[Excerpts from an interface dataset]
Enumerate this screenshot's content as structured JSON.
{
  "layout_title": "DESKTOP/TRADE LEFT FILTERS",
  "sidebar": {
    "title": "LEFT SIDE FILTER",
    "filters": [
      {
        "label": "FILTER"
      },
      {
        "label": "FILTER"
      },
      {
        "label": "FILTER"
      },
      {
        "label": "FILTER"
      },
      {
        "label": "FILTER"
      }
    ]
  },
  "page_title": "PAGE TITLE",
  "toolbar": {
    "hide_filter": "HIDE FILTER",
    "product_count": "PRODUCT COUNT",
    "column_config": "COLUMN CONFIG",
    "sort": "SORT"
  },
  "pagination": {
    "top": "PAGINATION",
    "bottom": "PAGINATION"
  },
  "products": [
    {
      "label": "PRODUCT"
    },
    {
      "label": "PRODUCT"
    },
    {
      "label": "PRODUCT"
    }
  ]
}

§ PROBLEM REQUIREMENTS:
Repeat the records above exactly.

§ EXERCISE RESULT:
Enumerate this screenshot's content as structured JSON.
{
  "layout_title": "DESKTOP/TRADE LEFT FILTERS",
  "sidebar": {
    "title": "LEFT SIDE FILTER",
    "filters": [
      {
        "label": "FILTER"
      },
      {
        "label": "FILTER"
      },
      {
        "label": "FILTER"
      },
      {
        "label": "FILTER"
      },
      {
        "label": "FILTER"
      }
    ]
  },
  "page_title": "PAGE TITLE",
  "toolbar": {
    "hide_filter": "HIDE FILTER",
    "product_count": "PRODUCT COUNT",
    "column_config": "COLUMN CONFIG",
    "sort": "SORT"
  },
  "pagination": {
    "top": "PAGINATION",
    "bottom": "PAGINATION"
  },
  "products": [
    {
      "label": "PRODUCT"
    },
    {
      "label": "PRODUCT"
    },
    {
      "label": "PRODUCT"
    }
  ]
}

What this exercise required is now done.